Camden and West Bay Rotary clubs contributed a pancake breakfast and chowder challenge respectively. Nine local restaurants supported the Rotary and the festival by contributing wonderful chowder. Thanks to Pete Lammert of Thomaston for the loan of the event tent which came in handy for the breakfast and chowder, not to mention the dampness of Sunday. The P.A.W.S. staged a fun dog show and the Pirates of the Dark Rose entertained visitors throughout the days including a dramatic arrival of the ship Must Roos. A new feature this year was a wet paint auction implemented by Howard Gallagher and the staff of Camden Falls Gallery that featured the auction of more than 20 works of art created during the festival.
The Town of Camden was a supportive partner. The Harbormaster’s office, the Fire Department, Parks and Rec Department, Public Works, Police Department, Pat Finnigan and the administrative staff all were major contributors to the success of the event. While not an official down department, thanks to Camden First aid for their reassuring presence.
Major sponsorship was provided by Down East Magazine, Penobscot Bay Regional Chamber of Commerce, Cellardoor Winery, Point Lookout, Allen Insurance and Financial, The First, Camden National Bank and Courier Publications with in-kind media support and printing the festival program. Local Camden businesses also provided important support and are listed on the websitewww.camdenwindjammerfestival.com. Key contributors were Elm Street Printing and Graphics and Adventure Advertising. A small but mighty team of volunteers helped to keep everything ticking along.

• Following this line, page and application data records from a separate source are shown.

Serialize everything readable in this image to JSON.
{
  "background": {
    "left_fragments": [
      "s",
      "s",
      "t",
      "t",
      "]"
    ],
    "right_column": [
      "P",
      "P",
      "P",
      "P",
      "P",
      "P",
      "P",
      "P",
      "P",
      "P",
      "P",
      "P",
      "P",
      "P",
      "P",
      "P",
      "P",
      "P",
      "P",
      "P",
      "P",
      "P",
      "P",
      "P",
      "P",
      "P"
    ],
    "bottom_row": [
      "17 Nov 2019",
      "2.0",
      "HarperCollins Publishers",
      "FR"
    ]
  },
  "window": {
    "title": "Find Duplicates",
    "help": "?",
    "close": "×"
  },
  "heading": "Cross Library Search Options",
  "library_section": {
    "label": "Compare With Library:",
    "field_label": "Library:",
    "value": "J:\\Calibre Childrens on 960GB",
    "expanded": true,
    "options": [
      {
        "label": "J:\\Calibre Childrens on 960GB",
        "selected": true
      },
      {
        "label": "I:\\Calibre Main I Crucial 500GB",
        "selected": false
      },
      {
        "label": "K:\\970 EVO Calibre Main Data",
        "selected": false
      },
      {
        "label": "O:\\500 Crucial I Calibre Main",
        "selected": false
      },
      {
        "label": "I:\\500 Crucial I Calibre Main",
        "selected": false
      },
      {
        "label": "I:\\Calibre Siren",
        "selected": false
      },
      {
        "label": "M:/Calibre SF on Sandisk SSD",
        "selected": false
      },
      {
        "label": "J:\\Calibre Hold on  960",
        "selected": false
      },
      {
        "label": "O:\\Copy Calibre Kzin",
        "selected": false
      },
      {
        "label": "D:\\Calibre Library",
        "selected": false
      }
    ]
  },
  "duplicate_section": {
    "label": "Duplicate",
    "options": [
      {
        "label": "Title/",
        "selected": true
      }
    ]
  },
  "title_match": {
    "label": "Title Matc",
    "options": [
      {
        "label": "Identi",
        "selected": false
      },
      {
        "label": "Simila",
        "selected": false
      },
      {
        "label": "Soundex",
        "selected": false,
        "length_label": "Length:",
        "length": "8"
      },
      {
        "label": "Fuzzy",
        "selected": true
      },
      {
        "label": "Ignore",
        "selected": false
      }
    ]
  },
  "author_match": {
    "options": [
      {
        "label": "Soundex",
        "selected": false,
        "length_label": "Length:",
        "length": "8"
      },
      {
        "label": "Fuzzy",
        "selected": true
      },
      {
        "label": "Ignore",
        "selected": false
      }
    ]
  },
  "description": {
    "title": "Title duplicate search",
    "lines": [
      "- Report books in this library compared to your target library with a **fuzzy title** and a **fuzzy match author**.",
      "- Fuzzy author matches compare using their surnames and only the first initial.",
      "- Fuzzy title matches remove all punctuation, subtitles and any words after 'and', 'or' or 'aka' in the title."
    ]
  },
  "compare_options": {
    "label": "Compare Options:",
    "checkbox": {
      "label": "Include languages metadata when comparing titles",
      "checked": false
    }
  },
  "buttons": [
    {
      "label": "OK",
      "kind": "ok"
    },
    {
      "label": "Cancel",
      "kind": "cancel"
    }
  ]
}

The Camden Windjammer Festival is truly a community event that seeks to showcase the maritime heritage that made Camden what she is today. We will be on the harbor and the public landing again next year on Labor Day weekend with fun for all.
The Camden Windjammer Festival Steering Committee: Emily Lusher, Dan Bookham, Steve Pixley, Meg Sharp, John Viehman, Flint Decker, Seth Silverton and Jessica Manbeck

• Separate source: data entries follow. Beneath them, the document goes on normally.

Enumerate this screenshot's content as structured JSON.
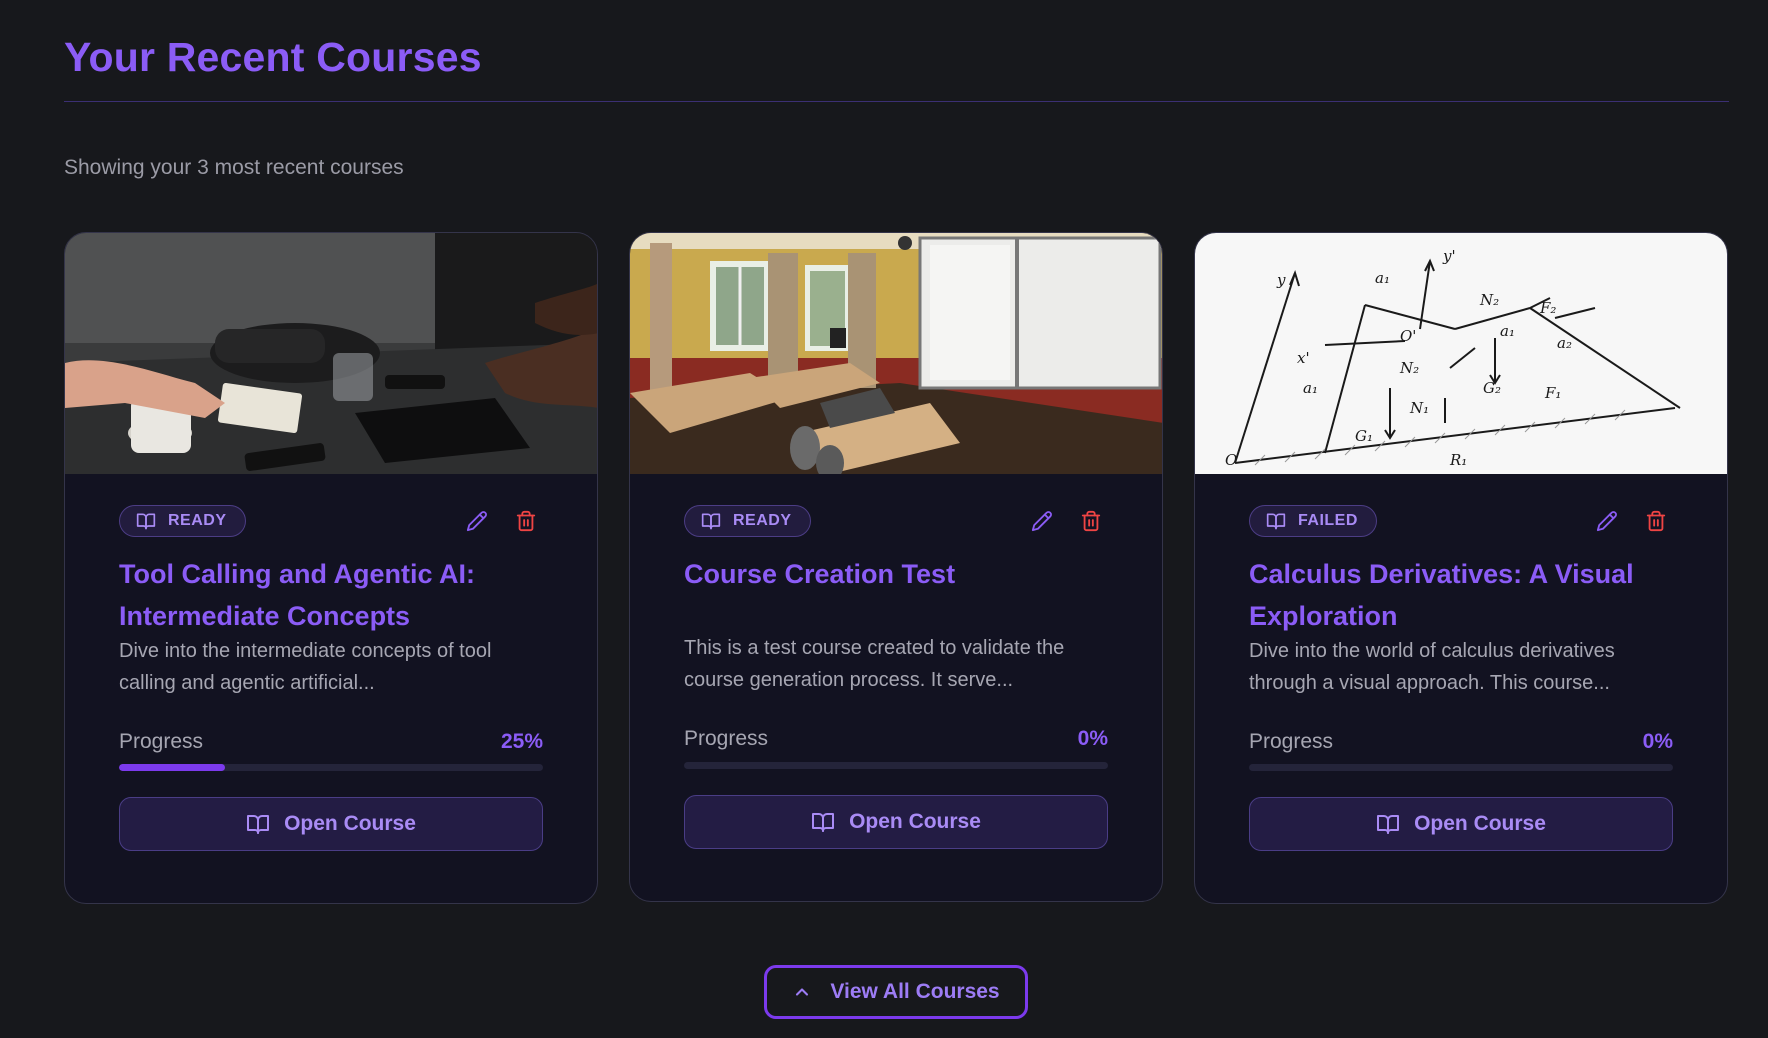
{
  "page": {
    "title": "Your Recent Courses",
    "subtitle": "Showing your 3 most recent courses"
  },
  "colors": {
    "background": "#17181c",
    "card": "#121221",
    "accent": "#8b5cf6",
    "delete": "#ef4444"
  },
  "courses": [
    {
      "status": "READY",
      "title": "Tool Calling and Agentic AI: Intermediate Concepts",
      "description": "Dive into the intermediate concepts of tool calling and agentic artificial...",
      "progress_label": "Progress",
      "progress_text": "25%",
      "progress": 0.25,
      "open_label": "Open Course",
      "image": "meeting-table-photo"
    },
    {
      "status": "READY",
      "title": "Course Creation Test",
      "description": "This is a test course created to validate the course generation process. It serve...",
      "progress_label": "Progress",
      "progress_text": "0%",
      "progress": 0,
      "open_label": "Open Course",
      "image": "classroom-photo"
    },
    {
      "status": "FAILED",
      "title": "Calculus Derivatives: A Visual Exploration",
      "description": "Dive into the world of calculus derivatives through a visual approach. This course...",
      "progress_label": "Progress",
      "progress_text": "0%",
      "progress": 0,
      "open_label": "Open Course",
      "image": "physics-diagram-photo"
    }
  ],
  "icons": {
    "badge": "book-open-icon",
    "edit": "pencil-icon",
    "delete": "trash-icon",
    "open": "book-open-icon",
    "view_all": "chevron-up-icon"
  },
  "footer": {
    "view_all_label": "View All Courses"
  }
}
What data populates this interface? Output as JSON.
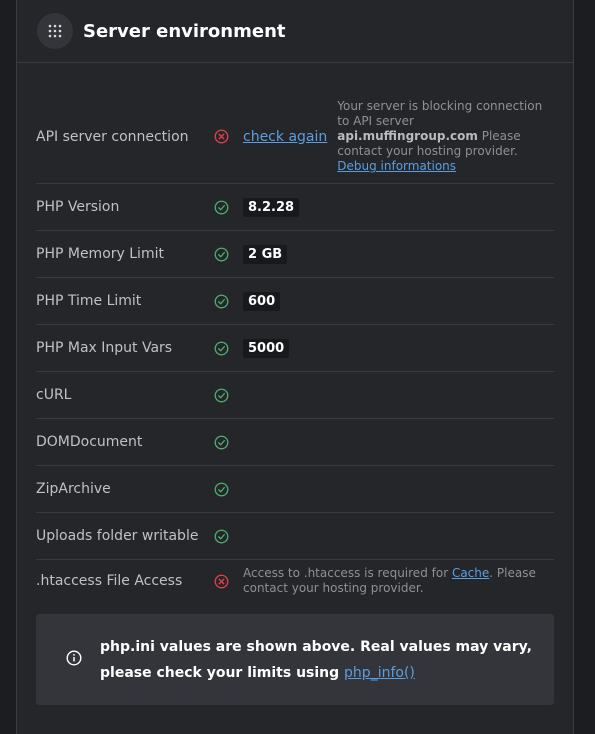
{
  "header": {
    "title": "Server environment",
    "menu_icon": "grid-dots-icon"
  },
  "colors": {
    "ok": "#4caf72",
    "error": "#e0434b",
    "link": "#5b9ee0"
  },
  "rows": [
    {
      "label": "API server connection",
      "status": "error",
      "check_link": "check again",
      "note_prefix": "Your server is blocking connection to API server ",
      "note_host": "api.muffingroup.com",
      "note_suffix": " Please contact your hosting provider.",
      "debug_link": "Debug informations"
    },
    {
      "label": "PHP Version",
      "status": "ok",
      "value": "8.2.28"
    },
    {
      "label": "PHP Memory Limit",
      "status": "ok",
      "value": "2 GB"
    },
    {
      "label": "PHP Time Limit",
      "status": "ok",
      "value": "600"
    },
    {
      "label": "PHP Max Input Vars",
      "status": "ok",
      "value": "5000"
    },
    {
      "label": "cURL",
      "status": "ok"
    },
    {
      "label": "DOMDocument",
      "status": "ok"
    },
    {
      "label": "ZipArchive",
      "status": "ok"
    },
    {
      "label": "Uploads folder writable",
      "status": "ok"
    },
    {
      "label": ".htaccess File Access",
      "status": "error",
      "note_prefix": "Access to .htaccess is required for ",
      "note_link": "Cache",
      "note_suffix": ". Please contact your hosting provider."
    }
  ],
  "info": {
    "text": "php.ini values are shown above. Real values may vary, please check your limits using ",
    "link": "php_info()"
  }
}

It's Angus for me
As a long-time admirer and supporter of Angus King, and, when he was governor, an occasional collaborator on his successful program to help Maine businesses increase their exports, I was delighted when he announced his candidacy to replace Olympia Snowe in the U.S. Senate.
And now his campaign is giving me the additional pleasure of being able to watch the out-of-state PACs waste the money of their anonymous wealthy supporters through the comically ill-conceived ad campaigns they're throwing at him. Imagine spending perfectly good money to claim that Angus is "anti-business", when most of the businessmen in Maine will tell you that the claim is nonsense. And then there's the spectacle of certain Republican PACs running ads supporting the Democratic candidate as a better way to chip away at Angus's lead than buying ads for their own guy.

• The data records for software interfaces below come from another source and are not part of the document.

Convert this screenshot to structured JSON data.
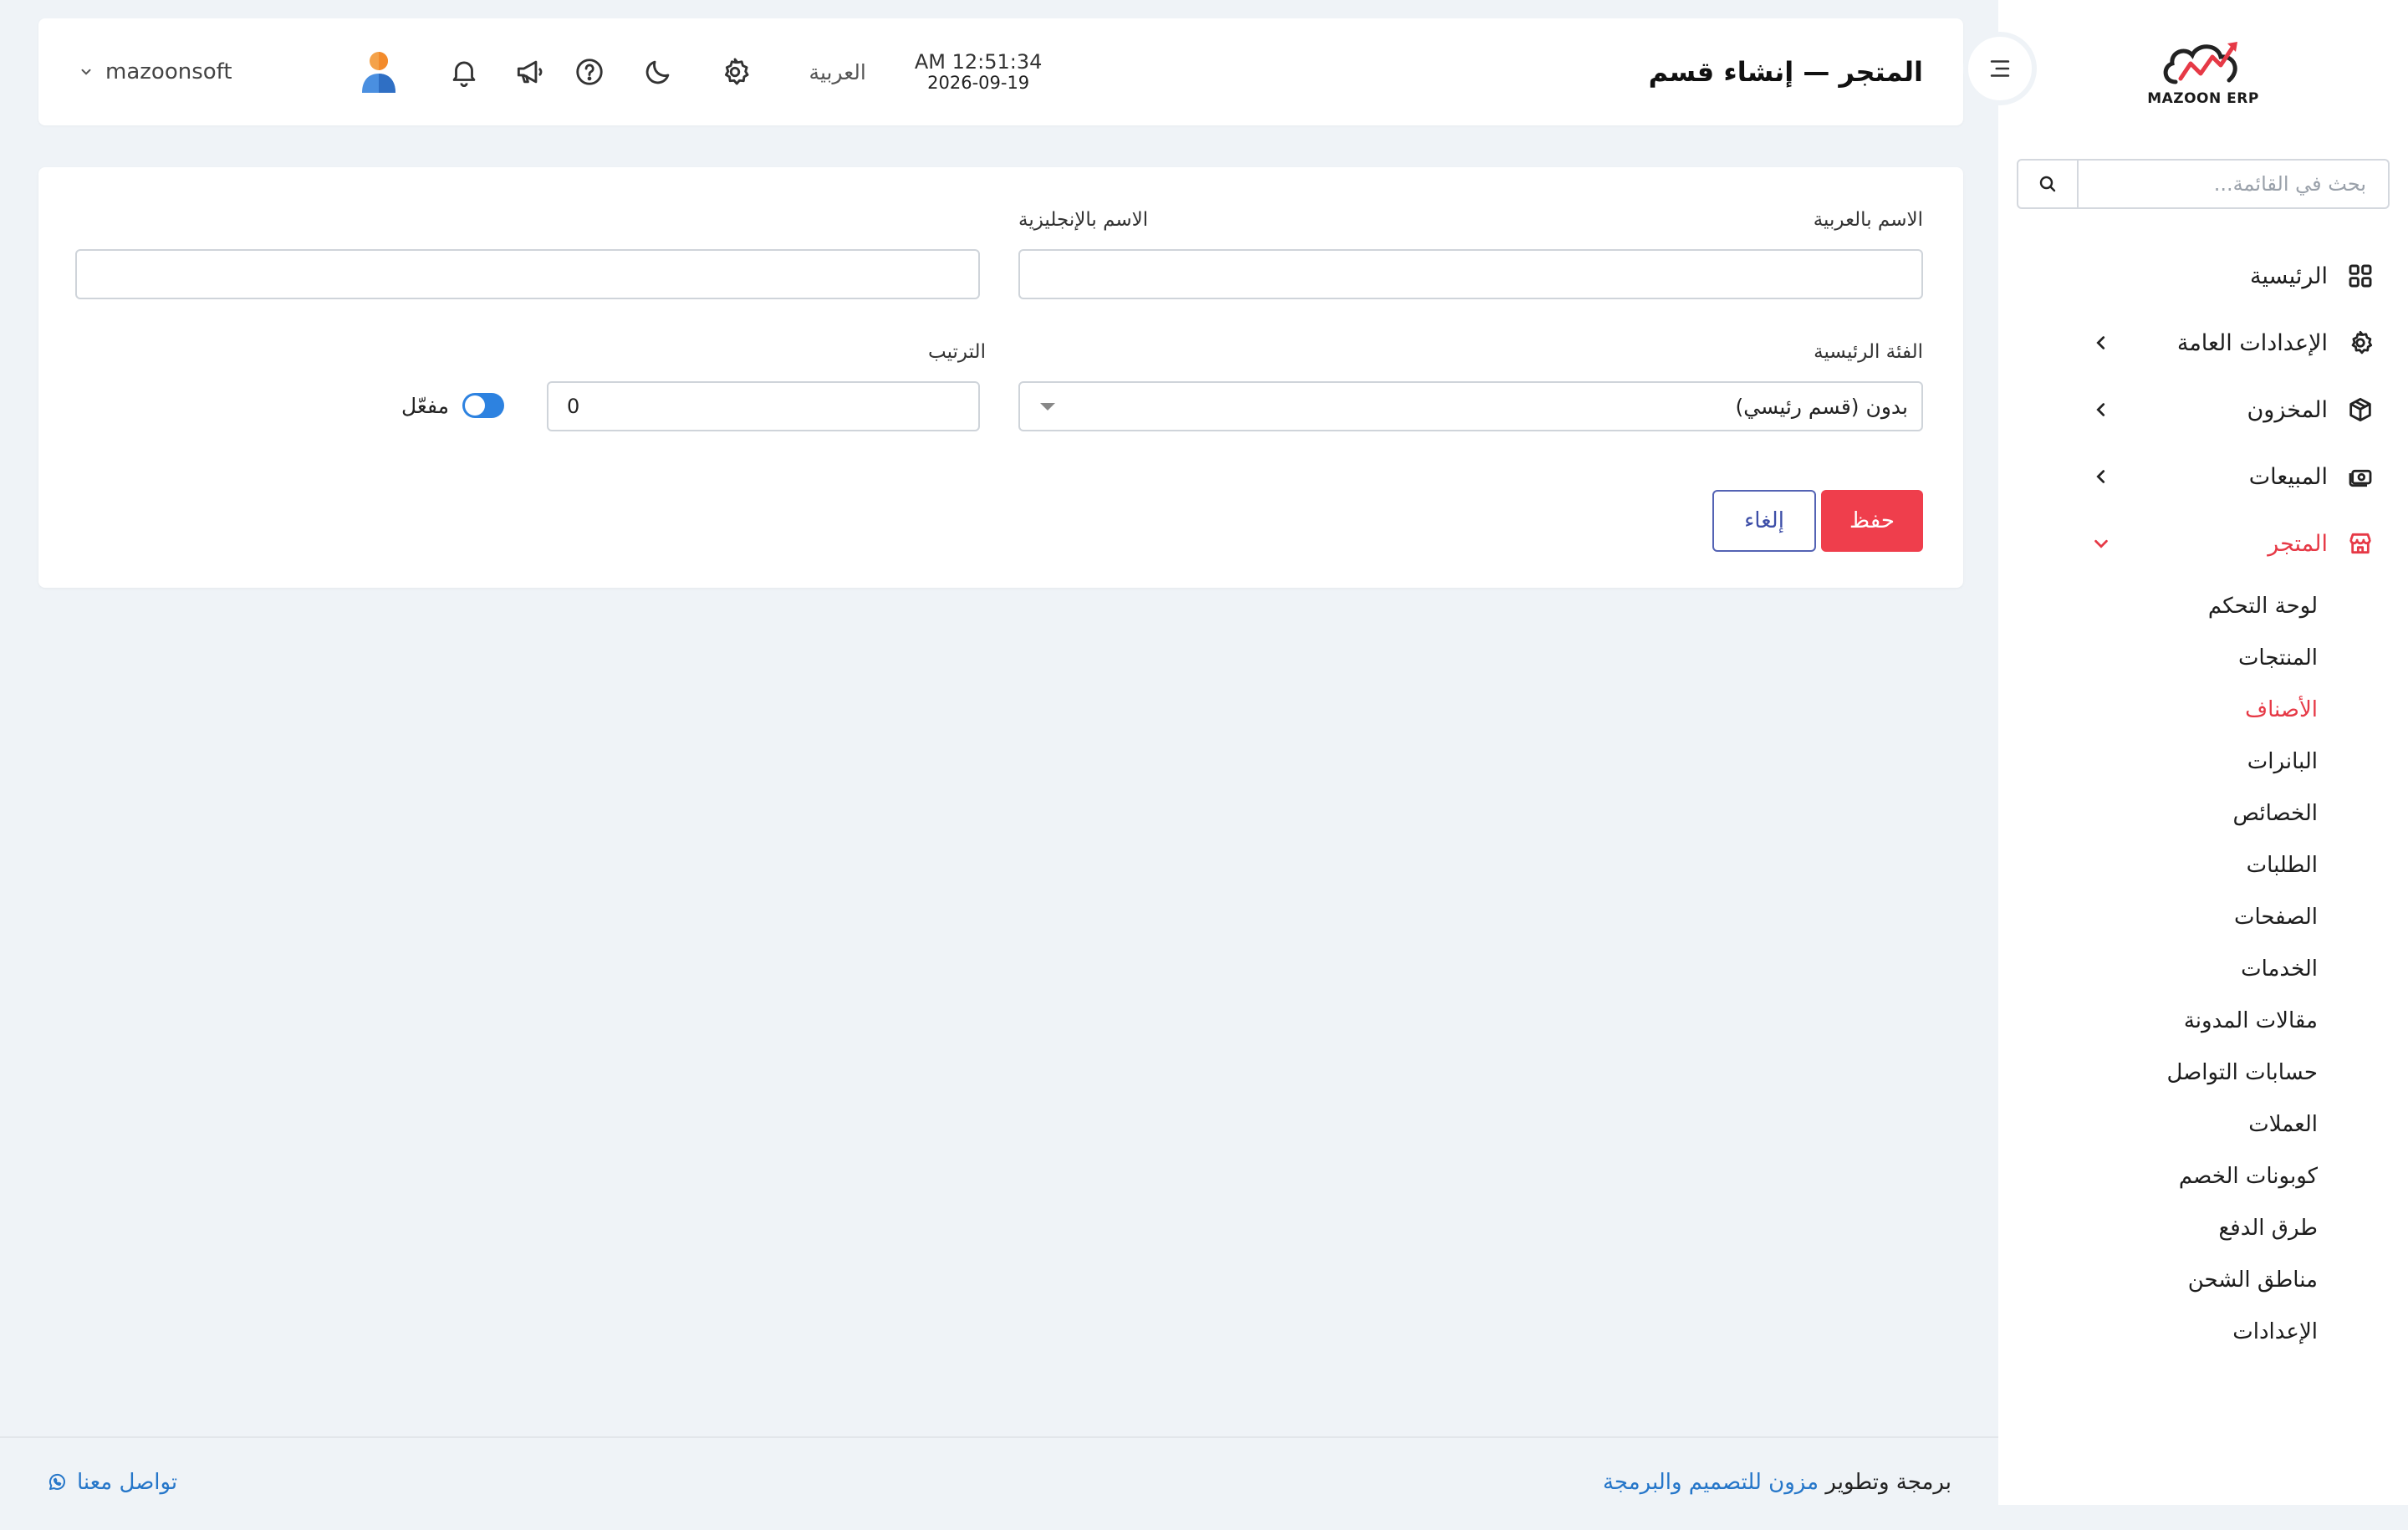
{
  "brand": {
    "logo_text": "MAZOON ERP",
    "accent": "#e63946"
  },
  "sidebar": {
    "search_placeholder": "بحث في القائمة...",
    "items": [
      {
        "label": "الرئيسية",
        "icon": "grid-icon",
        "expandable": false
      },
      {
        "label": "الإعدادات العامة",
        "icon": "gear-icon",
        "expandable": true
      },
      {
        "label": "المخزون",
        "icon": "box-icon",
        "expandable": true
      },
      {
        "label": "المبيعات",
        "icon": "cash-icon",
        "expandable": true
      },
      {
        "label": "المتجر",
        "icon": "store-icon",
        "expandable": true,
        "expanded": true
      }
    ],
    "store_sub": [
      "لوحة التحكم",
      "المنتجات",
      "الأصناف",
      "البانرات",
      "الخصائص",
      "الطلبات",
      "الصفحات",
      "الخدمات",
      "مقالات المدونة",
      "حسابات التواصل",
      "العملات",
      "كوبونات الخصم",
      "طرق الدفع",
      "مناطق الشحن",
      "الإعدادات"
    ],
    "store_sub_active": "الأصناف"
  },
  "header": {
    "title": "المتجر — إنشاء قسم",
    "time": "AM 12:51:34",
    "date": "2026-09-19",
    "language": "العربية",
    "username": "mazoonsoft"
  },
  "form": {
    "name_ar_label": "الاسم بالعربية",
    "name_ar_value": "",
    "name_en_label": "الاسم بالإنجليزية",
    "name_en_value": "",
    "parent_label": "الفئة الرئيسية",
    "parent_value": "بدون (قسم رئيسي)",
    "order_label": "الترتيب",
    "order_value": "0",
    "active_label": "مفعّل",
    "active": true,
    "save_label": "حفظ",
    "cancel_label": "إلغاء"
  },
  "footer": {
    "credit_prefix": "برمجة وتطوير",
    "credit_link": "مزون للتصميم والبرمجة",
    "contact_label": "تواصل معنا"
  }
}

I imagine that a lot of would-be "Angus-assassins" out there will soon realize that their feet are getting full of self-inflicted bullet holes.